32 “VALUATION” ADJUSTMENT A piece of equipment costing $360,000 was expected to have a useful life of 10 years and no “residual” value.Depreciation Expense ,000--Accumulated Depreciation-Equipment ,000--To record the depreciation for Mayusing straight line.$360,000/10/12One yearCostLife
33 "VALUATION" ADJUSTMENTA piece of equipment costing $360,000 was expected to have a useful life of 10 years and scrap value of $45,000.Depreciation Expense ,625--Accumulated Depreciation-Equipment ,625--To record the depreciation for May using straight line.($360,000 – $45,000)/10/12
34 Balance Sheet Presentation AMORTIZATIONBalance Sheet PresentationOffice equipment $5,000Less: Accumulated amortizationNet book value $4,917Estimate

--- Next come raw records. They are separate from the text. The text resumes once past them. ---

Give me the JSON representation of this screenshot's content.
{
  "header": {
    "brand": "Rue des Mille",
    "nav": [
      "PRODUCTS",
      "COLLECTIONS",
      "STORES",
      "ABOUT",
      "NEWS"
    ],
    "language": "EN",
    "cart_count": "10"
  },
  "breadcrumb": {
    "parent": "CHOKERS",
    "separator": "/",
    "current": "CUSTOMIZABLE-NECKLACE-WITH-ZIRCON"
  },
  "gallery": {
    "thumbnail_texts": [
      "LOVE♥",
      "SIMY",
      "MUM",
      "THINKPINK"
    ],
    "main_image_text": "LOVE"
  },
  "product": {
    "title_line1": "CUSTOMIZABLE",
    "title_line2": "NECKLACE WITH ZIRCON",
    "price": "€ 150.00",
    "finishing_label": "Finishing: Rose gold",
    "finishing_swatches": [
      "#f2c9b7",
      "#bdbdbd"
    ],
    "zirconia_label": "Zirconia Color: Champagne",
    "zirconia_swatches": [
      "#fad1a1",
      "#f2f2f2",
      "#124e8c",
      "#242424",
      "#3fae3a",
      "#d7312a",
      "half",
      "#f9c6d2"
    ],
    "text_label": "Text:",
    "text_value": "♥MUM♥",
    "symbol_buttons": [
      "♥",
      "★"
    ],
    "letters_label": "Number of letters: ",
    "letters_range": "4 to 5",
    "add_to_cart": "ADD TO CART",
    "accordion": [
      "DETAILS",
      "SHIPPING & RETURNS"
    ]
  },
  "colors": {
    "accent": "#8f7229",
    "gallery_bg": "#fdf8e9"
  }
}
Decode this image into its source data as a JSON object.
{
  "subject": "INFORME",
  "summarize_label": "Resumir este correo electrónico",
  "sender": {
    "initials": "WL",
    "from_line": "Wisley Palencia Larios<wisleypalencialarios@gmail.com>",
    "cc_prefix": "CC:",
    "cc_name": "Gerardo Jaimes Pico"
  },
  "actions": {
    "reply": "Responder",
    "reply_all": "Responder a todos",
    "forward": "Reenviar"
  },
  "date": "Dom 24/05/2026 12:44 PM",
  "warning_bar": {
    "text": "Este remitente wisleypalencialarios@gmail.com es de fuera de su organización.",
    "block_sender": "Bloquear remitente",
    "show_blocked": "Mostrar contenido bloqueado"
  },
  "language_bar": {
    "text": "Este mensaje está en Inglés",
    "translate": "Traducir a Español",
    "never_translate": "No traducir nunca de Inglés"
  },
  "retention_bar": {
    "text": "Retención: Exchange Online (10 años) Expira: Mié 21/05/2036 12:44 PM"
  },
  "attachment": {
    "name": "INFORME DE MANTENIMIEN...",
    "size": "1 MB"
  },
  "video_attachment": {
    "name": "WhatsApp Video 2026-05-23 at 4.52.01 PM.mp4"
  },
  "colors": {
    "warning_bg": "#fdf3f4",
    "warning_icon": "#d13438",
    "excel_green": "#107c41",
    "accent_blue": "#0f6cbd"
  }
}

35 ILLUSTRATION 3-8 SUMMARY OF ADJUSTING ENTRIES 1.Prepaid Assets and Assets overstated Dr. Expenses expenses expenses Expenses understated Cr. Assets2.Unearned Liabilities and Liabilities overstated Dr. Liabilities revenues revenues Revenues understated Cr. Revenues3.Accrued Assets and Assets understated Dr. Assets revenues revenues Revenues understated Cr. Revenues4.Accrued Expenses and Expenses understated Dr. Expenses expenses liabilities Liabilities understated Cr. Liabilities5.Amortization Expense and Expenses understated Dr. Amort. Exp contra asset Assets overstated Cr. Accum AmortizationAccountAccounts beforeAdjustingType ofAdjustmentRelationshipAdjustmentEntry
36 ADJUSTED TRIAL BALANCE An Adjusted Trial Balance is prepared after all adjusting entries have been journalized and posted.It shows the balances of all accounts at the end of the accounting period and the effects of all financial events that have occurred during the period.It proves the equality of the total debit and credit balances in the ledger after all adjustments have been made.Financial statements can be prepared directly from the adjusted trial balance.
37 ILLUSTRATION TRIAL BALANCE AND ADJUSTED TRIAL BALANCE COMPARED
38 PREPARING FINANCIAL STATEMENTS Financial statements can be prepared directly from an adjusted trial balance.1. The income statement is prepared from the revenue and expense accounts.2. The statement of owner’s equity is derived from the owner’s capital and drawings accounts and the net income (or net loss) shown in the income statement.3. The balance sheet is then prepared from the asset and liability accounts and the ending owner’s capital balance as reported in the statement of owner’s equity.
39 ILLUSTRATION PREPARATION OF THE INCOME STATEMENT AND THE STATEMENT OF OWNER’S EQUITY FROM THE ADJUSTED TRIAL BALANCE
40 From Statement of Owner’s Equity ILLUSTRATION PREPARATION OF THE BALANCE SHEET FROM THE ADJUSTED TRIAL BALANCEFrom Statement of Owner’s Equity
41 WORK SHEETA work sheet is a multiple-column form that may be used in the adjustment process and in preparing financial statements.It is a working tool or a supplementary device for the accountant and not a permanent accounting record.Use of a work sheet should make the preparation of adjusting entries and financial statements easier.
42 ILLUSTRATION 4-1 WORK SHEET 4. Extend adjusted balance to appropriate columns.5. Calculate income/loss and complete the worksheet.1. Prepare trial balance on the worksheet.2. Enter adjustment data.3. Enter adjusted balances